====== SOURCE RECORDS

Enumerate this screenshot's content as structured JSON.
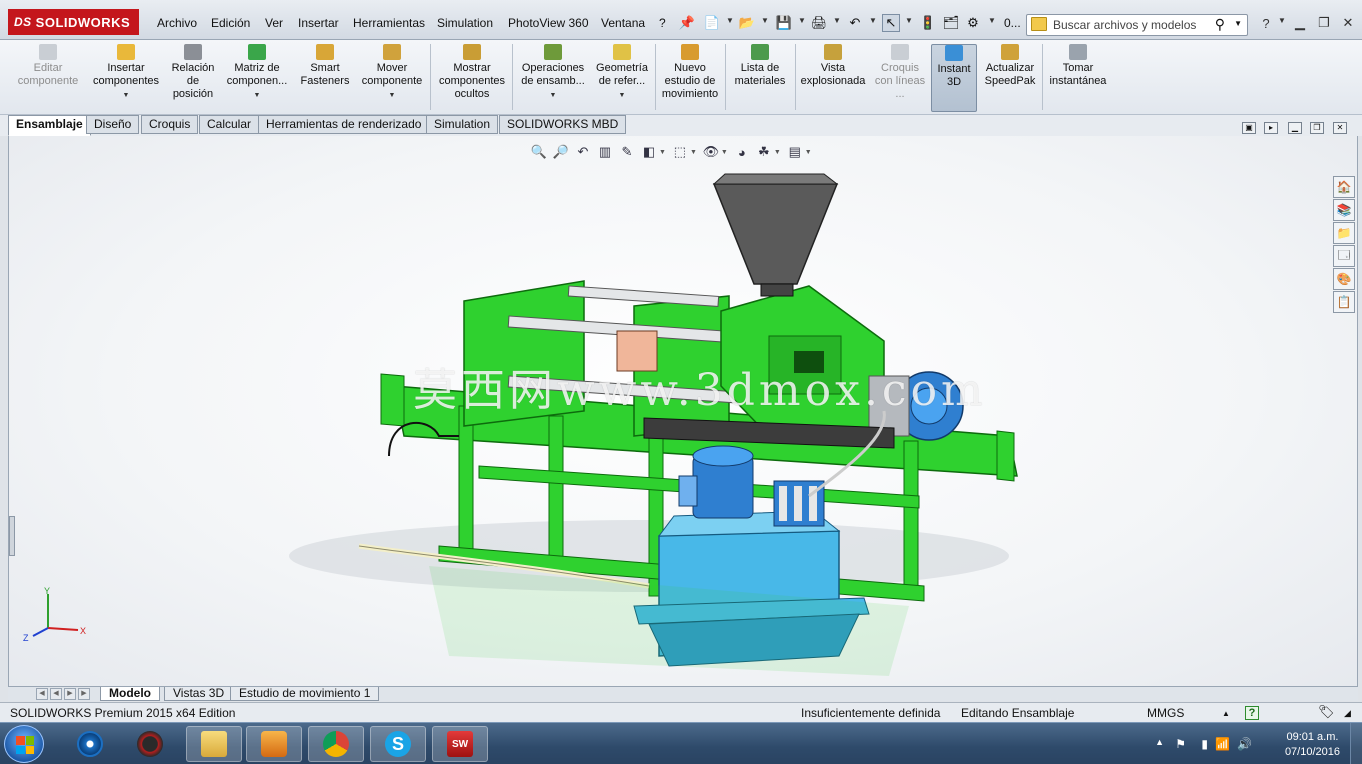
{
  "app": {
    "logo": "SOLIDWORKS",
    "logo_prefix": "DS"
  },
  "menu": [
    "Archivo",
    "Edición",
    "Ver",
    "Insertar",
    "Herramientas",
    "Simulation",
    "PhotoView 360",
    "Ventana",
    "?"
  ],
  "quick_access": {
    "rebuild_value": "0..."
  },
  "search": {
    "placeholder": "Buscar archivos y modelos"
  },
  "help_label": "?",
  "command_manager": [
    {
      "label": "Editar componente",
      "disabled": true,
      "has_menu": false
    },
    {
      "label": "Insertar componentes",
      "disabled": false,
      "has_menu": true
    },
    {
      "label": "Relación de posición",
      "disabled": false,
      "has_menu": false
    },
    {
      "label": "Matriz de componen...",
      "disabled": false,
      "has_menu": true
    },
    {
      "label": "Smart Fasteners",
      "disabled": false,
      "has_menu": false
    },
    {
      "label": "Mover componente",
      "disabled": false,
      "has_menu": true
    },
    {
      "label": "Mostrar componentes ocultos",
      "disabled": false,
      "has_menu": false
    },
    {
      "label": "Operaciones de ensamb...",
      "disabled": false,
      "has_menu": true
    },
    {
      "label": "Geometría de refer...",
      "disabled": false,
      "has_menu": true
    },
    {
      "label": "Nuevo estudio de movimiento",
      "disabled": false,
      "has_menu": false
    },
    {
      "label": "Lista de materiales",
      "disabled": false,
      "has_menu": false
    },
    {
      "label": "Vista explosionada",
      "disabled": false,
      "has_menu": false
    },
    {
      "label": "Croquis con líneas ...",
      "disabled": true,
      "has_menu": false
    },
    {
      "label": "Instant 3D",
      "disabled": false,
      "has_menu": false,
      "active": true
    },
    {
      "label": "Actualizar SpeedPak",
      "disabled": false,
      "has_menu": false
    },
    {
      "label": "Tomar instantánea",
      "disabled": false,
      "has_menu": false
    }
  ],
  "tabs": [
    "Ensamblaje",
    "Diseño",
    "Croquis",
    "Calcular",
    "Herramientas de renderizado",
    "Simulation",
    "SOLIDWORKS MBD"
  ],
  "active_tab": "Ensamblaje",
  "watermark": "莫西网www.3dmox.com",
  "triad": {
    "x": "X",
    "y": "Y",
    "z": "Z"
  },
  "bottom_tabs": [
    "Modelo",
    "Vistas 3D",
    "Estudio de movimiento 1"
  ],
  "status": {
    "edition": "SOLIDWORKS Premium 2015 x64 Edition",
    "definition": "Insuficientemente definida",
    "mode": "Editando Ensamblaje",
    "units": "MMGS",
    "units_caret": "▲",
    "help": "?"
  },
  "taskbar": {
    "apps": [
      "file-explorer",
      "media-player",
      "chrome",
      "skype",
      "solidworks-2015"
    ],
    "time": "09:01 a.m.",
    "date": "07/10/2016"
  },
  "colors": {
    "accent_red": "#c4161c",
    "frame_green": "#2fd12f",
    "tank_blue": "#48b8e8",
    "motor_blue": "#2f7fd0"
  }
}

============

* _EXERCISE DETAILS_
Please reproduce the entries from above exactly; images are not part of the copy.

* _SOLUTION FOR THIS PROBLEM_
Enumerate this screenshot's content as structured JSON.
{
  "app": {
    "logo": "SOLIDWORKS",
    "logo_prefix": "DS"
  },
  "menu": [
    "Archivo",
    "Edición",
    "Ver",
    "Insertar",
    "Herramientas",
    "Simulation",
    "PhotoView 360",
    "Ventana",
    "?"
  ],
  "quick_access": {
    "rebuild_value": "0..."
  },
  "search": {
    "placeholder": "Buscar archivos y modelos"
  },
  "help_label": "?",
  "command_manager": [
    {
      "label": "Editar componente",
      "disabled": true,
      "has_menu": false
    },
    {
      "label": "Insertar componentes",
      "disabled": false,
      "has_menu": true
    },
    {
      "label": "Relación de posición",
      "disabled": false,
      "has_menu": false
    },
    {
      "label": "Matriz de componen...",
      "disabled": false,
      "has_menu": true
    },
    {
      "label": "Smart Fasteners",
      "disabled": false,
      "has_menu": false
    },
    {
      "label": "Mover componente",
      "disabled": false,
      "has_menu": true
    },
    {
      "label": "Mostrar componentes ocultos",
      "disabled": false,
      "has_menu": false
    },
    {
      "label": "Operaciones de ensamb...",
      "disabled": false,
      "has_menu": true
    },
    {
      "label": "Geometría de refer...",
      "disabled": false,
      "has_menu": true
    },
    {
      "label": "Nuevo estudio de movimiento",
      "disabled": false,
      "has_menu": false
    },
    {
      "label": "Lista de materiales",
      "disabled": false,
      "has_menu": false
    },
    {
      "label": "Vista explosionada",
      "disabled": false,
      "has_menu": false
    },
    {
      "label": "Croquis con líneas ...",
      "disabled": true,
      "has_menu": false
    },
    {
      "label": "Instant 3D",
      "disabled": false,
      "has_menu": false,
      "active": true
    },
    {
      "label": "Actualizar SpeedPak",
      "disabled": false,
      "has_menu": false
    },
    {
      "label": "Tomar instantánea",
      "disabled": false,
      "has_menu": false
    }
  ],
  "tabs": [
    "Ensamblaje",
    "Diseño",
    "Croquis",
    "Calcular",
    "Herramientas de renderizado",
    "Simulation",
    "SOLIDWORKS MBD"
  ],
  "active_tab": "Ensamblaje",
  "watermark": "莫西网www.3dmox.com",
  "triad": {
    "x": "X",
    "y": "Y",
    "z": "Z"
  },
  "bottom_tabs": [
    "Modelo",
    "Vistas 3D",
    "Estudio de movimiento 1"
  ],
  "status": {
    "edition": "SOLIDWORKS Premium 2015 x64 Edition",
    "definition": "Insuficientemente definida",
    "mode": "Editando Ensamblaje",
    "units": "MMGS",
    "units_caret": "▲",
    "help": "?"
  },
  "taskbar": {
    "apps": [
      "file-explorer",
      "media-player",
      "chrome",
      "skype",
      "solidworks-2015"
    ],
    "time": "09:01 a.m.",
    "date": "07/10/2016"
  },
  "colors": {
    "accent_red": "#c4161c",
    "frame_green": "#2fd12f",
    "tank_blue": "#48b8e8",
    "motor_blue": "#2f7fd0"
  }
}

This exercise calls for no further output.